Ukraine says it has thwarted multiple Russian misinformation campaigns, including blocking attempts to penetrate the electronic systems of its TV channels on the eve of its Constitution Day holiday. It also flagged social media accounts spreading fake videos.
"Social media is probably the newest and most impactful thing that we've seen from a cybersecurity perspective at Maricopa County," says its CISO, Lester Godsey. The only response to misinformation and disinformation campaigns, he says, is to use the same platform and respond with the facts.
A $150 million penalty has been slapped on Twitter for deceptively using account security data of millions of users for targeted advertising, the U.S. Justice Department and the Federal Trade Commission say. Twitter says it has paid the fine and ensured that personal user data is secure and private.
Globant, the Luxembourg-based software development company, on Thursday confirmed that an undisclosed actor - reportedly Lapsus$ - has illegally accessed the company's code repository, containing source code associated with some of its clients.
Days after the recent Okta data breach, parts of a security report, allegedly created by Mandiant, were leaked, giving the breach timeline and how the threat group gained access to Okta's environment. Security experts, including an Okta customer, discuss the report, supply chain risks and redress.
Researchers have uncovered a full-time initial access broker group that serves both Conti and Diavol ransomware groups. Google's Threat Analysis Group - TAG - observed this financially motivated threat actor, dubbed Exotic Lily, exploiting a zero-day in Microsoft MSHTML tracked as CVE-2021-40444.
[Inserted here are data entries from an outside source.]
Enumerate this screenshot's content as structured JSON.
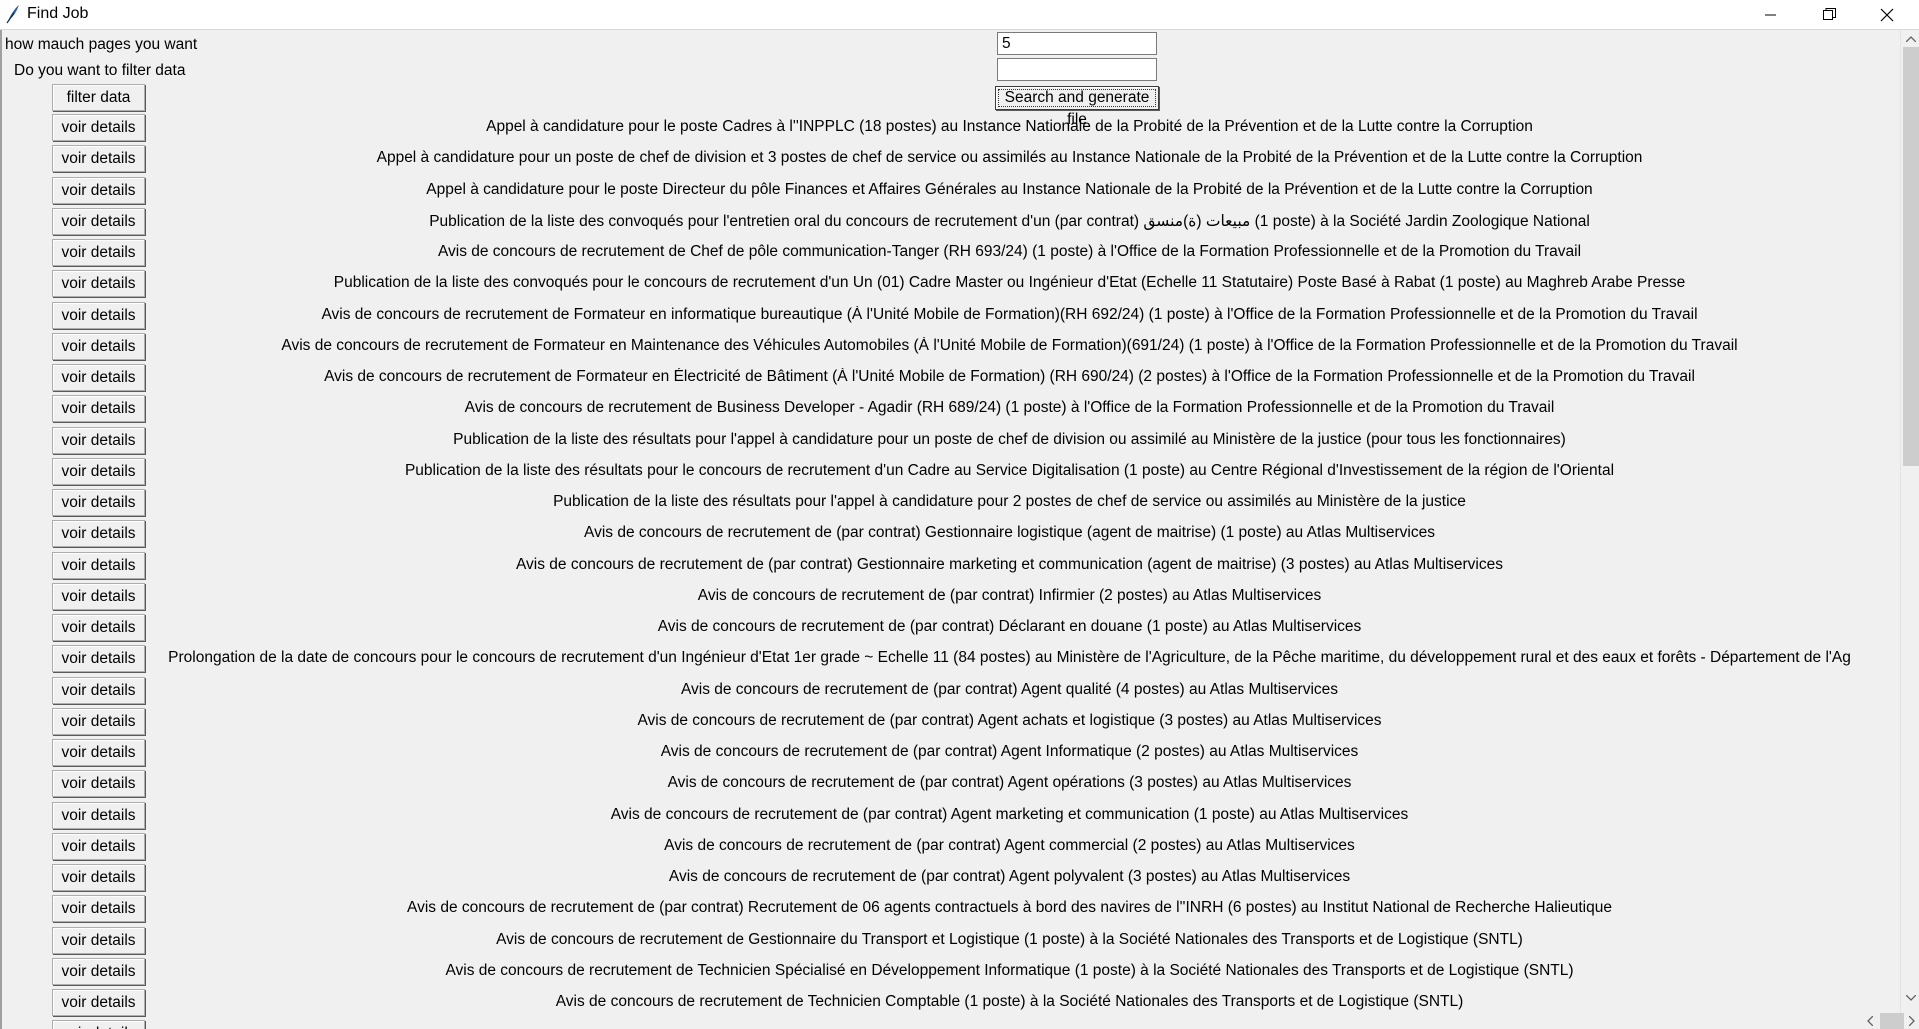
{
  "window": {
    "title": "Find Job",
    "app_icon": "tk-feather-icon",
    "controls": [
      "minimize-icon",
      "restore-icon",
      "close-icon"
    ]
  },
  "form": {
    "pages_label": "how mauch pages you want",
    "pages_value": "5",
    "filter_label": "Do you want to filter data",
    "filter_value": "",
    "filter_button": "filter data",
    "search_button": "Search and generate file"
  },
  "details_label": "voir details",
  "jobs": [
    "Appel à candidature pour le poste Cadres à l''INPPLC (18 postes) au Instance Nationale de la Probité de la Prévention et de la Lutte contre la Corruption",
    "Appel à candidature pour un poste de chef de division et 3 postes de chef de service ou assimilés au Instance Nationale de la Probité de la Prévention et de la Lutte contre la Corruption",
    "Appel à candidature pour le poste Directeur du pôle Finances et Affaires Générales au Instance Nationale de la Probité de la Prévention et de la Lutte contre la Corruption",
    "Publication de la liste des convoqués pour l'entretien oral du concours de recrutement d'un  (par contrat) مبيعات (ة)منسق (1 poste)  à la Société Jardin Zoologique National",
    "Avis de concours de recrutement de Chef de pôle communication-Tanger (RH 693/24) (1 poste)  à l'Office de la Formation Professionnelle et de la Promotion du Travail",
    "Publication de la liste des convoqués pour le concours de recrutement d'un Un (01) Cadre Master ou Ingénieur d'Etat (Echelle 11 Statutaire) Poste Basé à Rabat (1 poste)  au Maghreb Arabe Presse",
    "Avis de concours de recrutement de Formateur en informatique bureautique (À l'Unité Mobile de Formation)(RH 692/24) (1 poste)  à l'Office de la Formation Professionnelle et de la Promotion du Travail",
    "Avis de concours de recrutement de Formateur en Maintenance des Véhicules Automobiles (À l'Unité Mobile de Formation)(691/24) (1 poste)  à l'Office de la Formation Professionnelle et de la Promotion du Travail",
    "Avis de concours de recrutement de Formateur en Électricité de Bâtiment  (À l'Unité Mobile de Formation) (RH 690/24) (2 postes)  à l'Office de la Formation Professionnelle et de la Promotion du Travail",
    "Avis de concours de recrutement de Business Developer - Agadir (RH 689/24) (1 poste)  à l'Office de la Formation Professionnelle et de la Promotion du Travail",
    "Publication de la liste des résultats pour l'appel à candidature pour un poste de chef de division ou assimilé au Ministère de la justice (pour tous les fonctionnaires)",
    "Publication de la liste des résultats pour le concours de recrutement d'un Cadre au Service Digitalisation (1 poste)  au Centre Régional d'Investissement de la région de l'Oriental",
    "Publication de la liste des résultats pour l'appel à candidature pour 2 postes de chef de service ou assimilés au Ministère de la justice",
    "Avis de concours de recrutement de  (par contrat) Gestionnaire logistique (agent de maitrise) (1 poste)  au Atlas Multiservices",
    "Avis de concours de recrutement de  (par contrat) Gestionnaire marketing et communication (agent de maitrise) (3 postes)  au Atlas Multiservices",
    "Avis de concours de recrutement de  (par contrat) Infirmier (2 postes)  au Atlas Multiservices",
    "Avis de concours de recrutement de  (par contrat) Déclarant en douane (1 poste)  au Atlas Multiservices",
    "Prolongation de la date de concours pour le concours de recrutement d'un Ingénieur d'Etat 1er grade ~ Echelle 11 (84 postes)  au Ministère de l'Agriculture, de la Pêche maritime, du développement rural et des eaux et forêts - Département de l'Ag",
    "Avis de concours de recrutement de  (par contrat) Agent qualité (4 postes)  au Atlas Multiservices",
    "Avis de concours de recrutement de  (par contrat) Agent achats et logistique (3 postes)  au Atlas Multiservices",
    "Avis de concours de recrutement de  (par contrat) Agent Informatique (2 postes)  au Atlas Multiservices",
    "Avis de concours de recrutement de  (par contrat) Agent opérations (3 postes)  au Atlas Multiservices",
    "Avis de concours de recrutement de  (par contrat) Agent marketing et communication (1 poste)  au Atlas Multiservices",
    "Avis de concours de recrutement de  (par contrat) Agent commercial (2 postes)  au Atlas Multiservices",
    "Avis de concours de recrutement de  (par contrat) Agent polyvalent (3 postes)  au Atlas Multiservices",
    "Avis de concours de recrutement de  (par contrat) Recrutement de 06 agents contractuels à bord des navires de l''INRH (6 postes)  au Institut National de Recherche Halieutique",
    "Avis de concours de recrutement de Gestionnaire du Transport et Logistique (1 poste)  à la Société Nationales des Transports et de Logistique (SNTL)",
    "Avis de concours de recrutement de Technicien Spécialisé en Développement Informatique (1 poste)  à la Société Nationales des Transports et de Logistique (SNTL)",
    "Avis de concours de recrutement de Technicien Comptable (1 poste)  à la Société Nationales des Transports et de Logistique (SNTL)"
  ],
  "scrollbars": {
    "vertical_icons": [
      "scroll-up-icon",
      "scroll-down-icon"
    ],
    "horizontal_icons": [
      "scroll-left-icon",
      "scroll-right-icon"
    ]
  }
}
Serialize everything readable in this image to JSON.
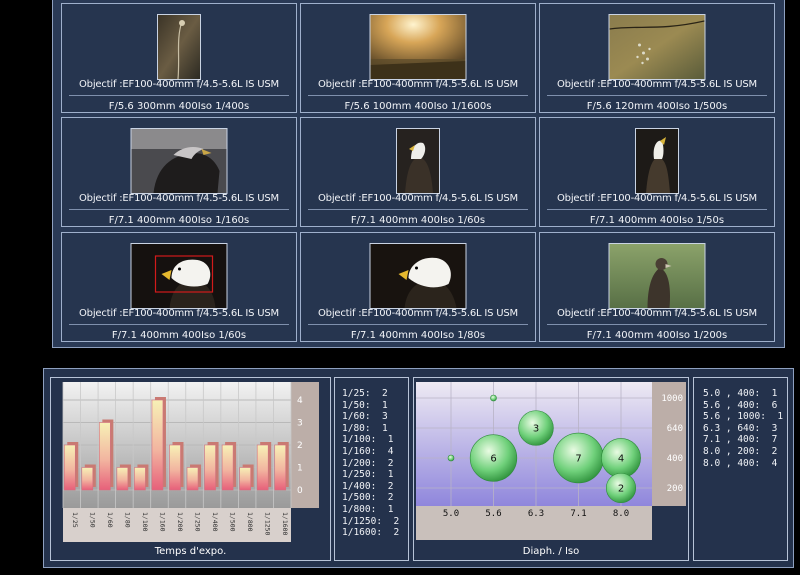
{
  "gallery": {
    "items": [
      {
        "lens": "Objectif :EF100-400mm f/4.5-5.6L IS USM",
        "settings": "F/5.6 300mm 400Iso 1/400s",
        "photo": "plant-stem"
      },
      {
        "lens": "Objectif :EF100-400mm f/4.5-5.6L IS USM",
        "settings": "F/5.6 100mm 400Iso 1/1600s",
        "photo": "sunlit-meadow"
      },
      {
        "lens": "Objectif :EF100-400mm f/4.5-5.6L IS USM",
        "settings": "F/5.6 120mm 400Iso 1/500s",
        "photo": "dew-twig"
      },
      {
        "lens": "Objectif :EF100-400mm f/4.5-5.6L IS USM",
        "settings": "F/7.1 400mm 400Iso 1/160s",
        "photo": "eagle-profile"
      },
      {
        "lens": "Objectif :EF100-400mm f/4.5-5.6L IS USM",
        "settings": "F/7.1 400mm 400Iso 1/60s",
        "photo": "eagle-portrait"
      },
      {
        "lens": "Objectif :EF100-400mm f/4.5-5.6L IS USM",
        "settings": "F/7.1 400mm 400Iso 1/50s",
        "photo": "eagle-portrait-2"
      },
      {
        "lens": "Objectif :EF100-400mm f/4.5-5.6L IS USM",
        "settings": "F/7.1 400mm 400Iso 1/60s",
        "photo": "eagle-head-selected"
      },
      {
        "lens": "Objectif :EF100-400mm f/4.5-5.6L IS USM",
        "settings": "F/7.1 400mm 400Iso 1/80s",
        "photo": "eagle-head"
      },
      {
        "lens": "Objectif :EF100-400mm f/4.5-5.6L IS USM",
        "settings": "F/7.1 400mm 400Iso 1/200s",
        "photo": "hawk-grass"
      }
    ]
  },
  "exposure_chart": {
    "title": "Temps d'expo.",
    "categories": [
      "1/25",
      "1/50",
      "1/60",
      "1/80",
      "1/100",
      "1/160",
      "1/200",
      "1/250",
      "1/400",
      "1/500",
      "1/800",
      "1/1250",
      "1/1600"
    ],
    "values": [
      2,
      1,
      3,
      1,
      1,
      4,
      2,
      1,
      2,
      2,
      1,
      2,
      2
    ],
    "yticks": [
      "4",
      "3",
      "2",
      "1",
      "0"
    ]
  },
  "exposure_list": [
    "1/25:  2",
    "1/50:  1",
    "1/60:  3",
    "1/80:  1",
    "1/100:  1",
    "1/160:  4",
    "1/200:  2",
    "1/250:  1",
    "1/400:  2",
    "1/500:  2",
    "1/800:  1",
    "1/1250:  2",
    "1/1600:  2"
  ],
  "aperture_chart": {
    "title": "Diaph. / Iso",
    "xticks": [
      "5.0",
      "5.6",
      "6.3",
      "7.1",
      "8.0"
    ],
    "yticks": [
      "1000",
      "640",
      "400",
      "200"
    ],
    "points": [
      {
        "x": "5.6",
        "y": "1000",
        "n": 1
      },
      {
        "x": "6.3",
        "y": "640",
        "n": 3
      },
      {
        "x": "5.0",
        "y": "400",
        "n": 1
      },
      {
        "x": "5.6",
        "y": "400",
        "n": 6
      },
      {
        "x": "7.1",
        "y": "400",
        "n": 7
      },
      {
        "x": "8.0",
        "y": "400",
        "n": 4
      },
      {
        "x": "8.0",
        "y": "200",
        "n": 2
      }
    ]
  },
  "aperture_list": [
    "5.0 , 400:  1",
    "5.6 , 400:  6",
    "5.6 , 1000:  1",
    "6.3 , 640:  3",
    "7.1 , 400:  7",
    "8.0 , 200:  2",
    "8.0 , 400:  4"
  ],
  "chart_data": [
    {
      "type": "bar",
      "title": "",
      "xlabel": "Temps d'expo.",
      "ylabel": "",
      "categories": [
        "1/25",
        "1/50",
        "1/60",
        "1/80",
        "1/100",
        "1/160",
        "1/200",
        "1/250",
        "1/400",
        "1/500",
        "1/800",
        "1/1250",
        "1/1600"
      ],
      "values": [
        2,
        1,
        3,
        1,
        1,
        4,
        2,
        1,
        2,
        2,
        1,
        2,
        2
      ],
      "ylim": [
        0,
        4
      ]
    },
    {
      "type": "scatter",
      "title": "",
      "xlabel": "Diaph. / Iso",
      "ylabel": "",
      "x_categories": [
        "5.0",
        "5.6",
        "6.3",
        "7.1",
        "8.0"
      ],
      "y_categories": [
        "200",
        "400",
        "640",
        "1000"
      ],
      "points": [
        {
          "x": 5.6,
          "y": 1000,
          "count": 1
        },
        {
          "x": 6.3,
          "y": 640,
          "count": 3
        },
        {
          "x": 5.0,
          "y": 400,
          "count": 1
        },
        {
          "x": 5.6,
          "y": 400,
          "count": 6
        },
        {
          "x": 7.1,
          "y": 400,
          "count": 7
        },
        {
          "x": 8.0,
          "y": 400,
          "count": 4
        },
        {
          "x": 8.0,
          "y": 200,
          "count": 2
        }
      ]
    }
  ]
}
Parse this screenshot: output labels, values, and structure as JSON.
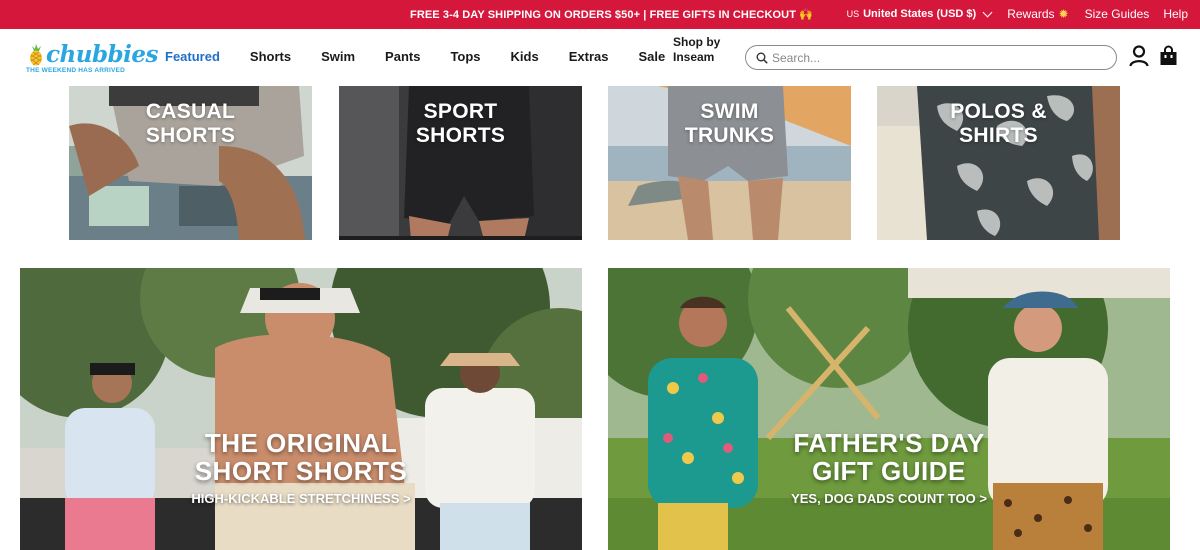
{
  "promo": {
    "message": "FREE 3-4 DAY SHIPPING ON ORDERS $50+ | FREE GIFTS IN CHECKOUT 🙌",
    "currency_flag": "US",
    "currency_label": "United States (USD $)",
    "rewards": "Rewards",
    "size_guides": "Size Guides",
    "help": "Help"
  },
  "logo": {
    "wordmark": "chubbies",
    "tagline": "THE WEEKEND HAS ARRIVED"
  },
  "nav": {
    "items": [
      {
        "label": "Featured",
        "active": true
      },
      {
        "label": "Shorts"
      },
      {
        "label": "Swim"
      },
      {
        "label": "Pants"
      },
      {
        "label": "Tops"
      },
      {
        "label": "Kids"
      },
      {
        "label": "Extras"
      },
      {
        "label": "Sale"
      }
    ],
    "shop_by": "Shop by Inseam"
  },
  "search": {
    "placeholder": "Search..."
  },
  "icons": {
    "search": "search-icon",
    "account": "account-icon",
    "cart": "cart-icon",
    "currency_chevron": "chevron-down-icon",
    "rewards": "sun-icon"
  },
  "categories": [
    {
      "line1": "CASUAL",
      "line2": "SHORTS"
    },
    {
      "line1": "SPORT",
      "line2": "SHORTS"
    },
    {
      "line1": "SWIM",
      "line2": "TRUNKS"
    },
    {
      "line1": "POLOS &",
      "line2": "SHIRTS"
    }
  ],
  "banners": [
    {
      "line1": "THE ORIGINAL",
      "line2": "SHORT SHORTS",
      "cta": "HIGH-KICKABLE STRETCHINESS >"
    },
    {
      "line1": "FATHER'S DAY",
      "line2": "GIFT GUIDE",
      "cta": "YES, DOG DADS COUNT TOO >"
    }
  ],
  "colors": {
    "promo_bg": "#d6173c",
    "nav_active": "#1f6fc9",
    "logo": "#2aa7e0"
  }
}
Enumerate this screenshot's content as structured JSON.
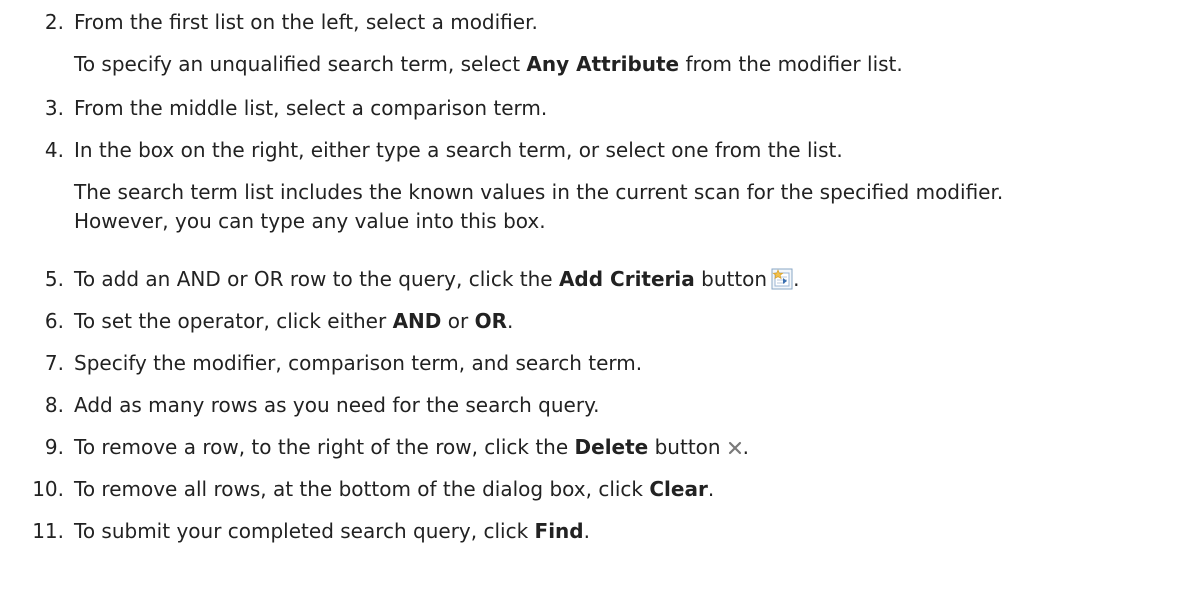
{
  "steps": [
    {
      "num": "2.",
      "text": "From the first list on the left, select a modifier."
    },
    {
      "num": "3.",
      "text": "From the middle list, select a comparison term."
    },
    {
      "num": "4.",
      "text": "In the box on the right, either type a search term, or select one from the list."
    },
    {
      "num": "5.",
      "pre": "To add an AND or OR row to the query, click the ",
      "bold": "Add Criteria",
      "post": " button",
      "icon": "add-criteria-icon",
      "tail": "."
    },
    {
      "num": "6.",
      "pre": "To set the operator, click either ",
      "bold": "AND",
      "mid": " or ",
      "bold2": "OR",
      "post": "."
    },
    {
      "num": "7.",
      "text": "Specify the modifier, comparison term, and search term."
    },
    {
      "num": "8.",
      "text": "Add as many rows as you need for the search query."
    },
    {
      "num": "9.",
      "pre": "To remove a row, to the right of the row, click the ",
      "bold": "Delete",
      "post": " button",
      "icon": "delete-x-icon",
      "tail": "."
    },
    {
      "num": "10.",
      "pre": "To remove all rows, at the bottom of the dialog box, click ",
      "bold": "Clear",
      "post": "."
    },
    {
      "num": "11.",
      "pre": "To submit your completed search query, click ",
      "bold": "Find",
      "post": "."
    }
  ],
  "notes": {
    "step2_pre": "To specify an unqualified search term, select ",
    "step2_bold": "Any Attribute",
    "step2_post": " from the modifier list.",
    "step4_line1": "The search term list includes the known values in the current scan for the specified modifier.",
    "step4_line2": "However, you can type any value into this box."
  },
  "colors": {
    "text": "#222222",
    "icon_add_bg": "#f3f7fb",
    "icon_add_border": "#8aa7c6",
    "icon_star": "#f2c14b",
    "icon_delete": "#7a7a7a"
  }
}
As Russia continues its invasion of Ukraine, Western governments and certain hacktivists remain steadfast in opposition. On social media, international hacktivist collective Anonymous says it has successfully hacked websites of the Russian government, media and banks.
As the Russian invasion of Ukraine escalates, organizations in the U.S. and Western Europe wonder: What is the potential blowback if the U.S. strikes back at Russia? Sam Curry, veteran CSO of Cybereason, reviews the possibilities and advises about how best to approach risk and preparedness.
On day two of war in Ukraine, Russians have nearly encircled the former Soviet state. Some military and foreign policy experts say Kyiv may fall by the weekend. The Ukrainian Ministry of Defense has reportedly asked for Ukrainian hackers to safeguard its networks and tap into Russian infrastructure.
Twitter has said it is firing Peiter "Mudge" Zatko, the network security expert it hired in November 2020 as head of security. The security team changes - the CISO is also set to depart - follow "an assessment of how the organization was being led," according to a corporate memo shared with The New York Times.
The Cyberspace Administration of China's new regulation for companies that offer algorithm-based recommendation services has been met with caution. Some statements in the regulation, which is to go into effect on March 1, are vague enough to be abused, and confidentiality is also a concern.
French data protection agency CNIL has imposed fines of $170 million on Google and $66 million on Facebook for not complying with cookie regulations. The watchdog has ruled that the firms should make opting out of cookies as simple as opting in, or pay a $113,000 fine for each day of delay.
Chinese government agencies are reportedly using "sophisticated" software - including the acquisition of surveillance tools - to monitor popular social media sites and collect information on Western officials and journalists, according to a recent investigation by The Washington Post.
The U.S. Department of Justice has indicted two Iranians for allegedly interfering in the 2020 U.S. elections. The charges against the men include conspiracy to commit computer fraud and abuse, transmission of interstate threats and voter intimidation.